Wood, like all organic materials, will rot over time with exposure to the exterior elements. Water close to the base and or ice buildup are very hard on columns. The natural propensity for wood to act like what it was - a tree. Through osmosis, water is graduated upwards from the base of the shaft cell by cell to the top of the column. Even though the wood has been kiln dried, it still wants to be a tree again! As time goes on, the bottom of columns will absorb more water and will begin to rot; thus weakening the support of the columns. There is little than can be done to repair existing columns as the rot usually progresses extensively up the shaft. The type of wood is important as well. Pine works outside but a cedar or redwood is much better. Other species like maple or oak woods poor exterior woods.
A few warning signs that your columns are rotting
Mold or Algae Growth
Separation of staves
There are a few things you can do to make your columns last longer. If you are buying a wood column this is something you will definitely want to consider. Remember that rotting is far more likely on outdoor wood columns but don't be scared to purchase wood columns as they can last a very long time with the right care and maintenance.
Here are some ways to protect your columns:
1) Don't drill air holes in the bottom of the shafts
This tends to provide a conduit for water to migrate up the shaft and thus weakening it prematurely. Instead of installing a solid base make sure that your base has ventilation slots and the column sits on top.
2) Priming & Painting the Shafts
Once the column is ready to install make sure that you prime and paint the shaft with 1 coat of primer and 3 coats of exterior oil-based primer and paint. Where oil based products are banned use high quality latex primer you can buy from a select paint store. Two coats is a good idea. Now paint with quality external paint. If you trim the
3) Placing the column plinth on aluminum plinths or use of synthetic base
Air flow under the column can prevent rot from occurring. Air circulates under the column and up inside the column shaft is allowed by having base that has ventilation holes already molded into the base. Typically if a wood base is used you will have an aluminum plinth underneath. If a polyurethane or synthetic base is used the base and plinth are one piece and the vent holes are molded into the part.
4) Use of a Recessed soffit for capital
In order allow the wood column to maximize air-flow it is important to make sure you have a recessed soffit. The column capital usually does not have ventilation holes on the top and thus the recessed soffit is the only method to ensure airflow.
5) Use copper flashing on capital

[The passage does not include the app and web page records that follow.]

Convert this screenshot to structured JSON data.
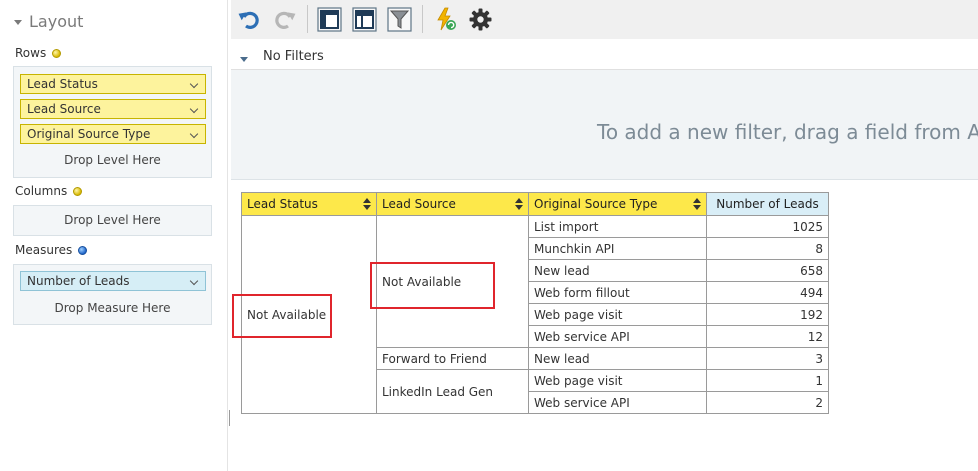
{
  "layout": {
    "title": "Layout",
    "rows": {
      "label": "Rows",
      "fields": [
        "Lead Status",
        "Lead Source",
        "Original Source Type"
      ],
      "drop_hint": "Drop Level Here"
    },
    "columns": {
      "label": "Columns",
      "drop_hint": "Drop Level Here"
    },
    "measures": {
      "label": "Measures",
      "fields": [
        "Number of Leads"
      ],
      "drop_hint": "Drop Measure Here"
    }
  },
  "toolbar": {
    "icons": [
      "undo-icon",
      "redo-icon",
      "layout-compact-icon",
      "layout-tabular-icon",
      "filter-icon",
      "refresh-icon",
      "gear-icon"
    ]
  },
  "filters": {
    "label": "No Filters",
    "hint": "To add a new filter, drag a field from Avai"
  },
  "pivot": {
    "headers": [
      "Lead Status",
      "Lead Source",
      "Original Source Type",
      "Number of Leads"
    ],
    "lead_status": "Not Available",
    "groups": [
      {
        "source": "Not Available",
        "rows": [
          {
            "type": "List import",
            "count": "1025"
          },
          {
            "type": "Munchkin API",
            "count": "8"
          },
          {
            "type": "New lead",
            "count": "658"
          },
          {
            "type": "Web form fillout",
            "count": "494"
          },
          {
            "type": "Web page visit",
            "count": "192"
          },
          {
            "type": "Web service API",
            "count": "12"
          }
        ]
      },
      {
        "source": "Forward to Friend",
        "rows": [
          {
            "type": "New lead",
            "count": "3"
          }
        ]
      },
      {
        "source": "LinkedIn Lead Gen",
        "rows": [
          {
            "type": "Web page visit",
            "count": "1"
          },
          {
            "type": "Web service API",
            "count": "2"
          }
        ]
      }
    ]
  },
  "colors": {
    "header_yellow": "#fde84a",
    "measure_blue": "#d9eef7",
    "pill_yellow": "#fdf39d",
    "pill_blue": "#d6eef6",
    "highlight_red": "#e0252c"
  }
}
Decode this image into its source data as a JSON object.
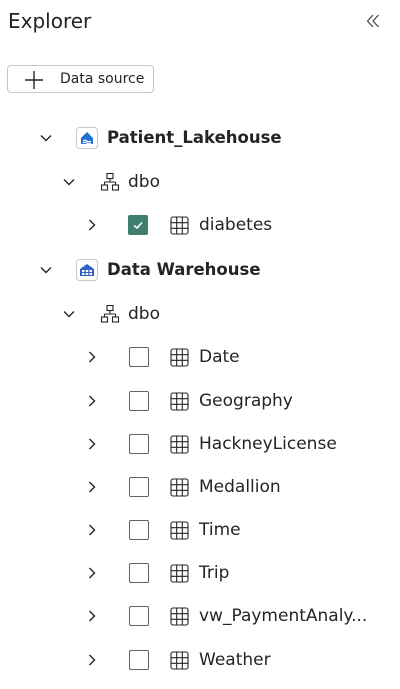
{
  "header": {
    "title": "Explorer",
    "collapse_icon": "double-chevron-left-icon"
  },
  "toolbar": {
    "add_label": "Data source",
    "add_icon": "plus-icon"
  },
  "tree": {
    "databases": [
      {
        "name": "Patient_Lakehouse",
        "icon": "lakehouse-icon",
        "expanded": true,
        "schemas": [
          {
            "name": "dbo",
            "expanded": true,
            "tables": [
              {
                "name": "diabetes",
                "checked": true
              }
            ]
          }
        ]
      },
      {
        "name": "Data Warehouse",
        "icon": "warehouse-icon",
        "expanded": true,
        "schemas": [
          {
            "name": "dbo",
            "expanded": true,
            "tables": [
              {
                "name": "Date",
                "checked": false
              },
              {
                "name": "Geography",
                "checked": false
              },
              {
                "name": "HackneyLicense",
                "checked": false
              },
              {
                "name": "Medallion",
                "checked": false
              },
              {
                "name": "Time",
                "checked": false
              },
              {
                "name": "Trip",
                "checked": false
              },
              {
                "name": "vw_PaymentAnaly...",
                "checked": false
              },
              {
                "name": "Weather",
                "checked": false
              }
            ]
          }
        ]
      }
    ]
  },
  "colors": {
    "checkbox_checked": "#3f7f6e",
    "lakehouse_icon": "#1f6fd6",
    "warehouse_icon": "#2f63c8"
  }
}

After installing the column to the soffit the capital should project out from the header. This is an opportunity for water to drain down into the shaft and it would be a great idea to bend a small piece of copper in a 90 degree angle and install on the top of the capital. If you keep a low profile on the vertical part of the flashing it should be completely hidden.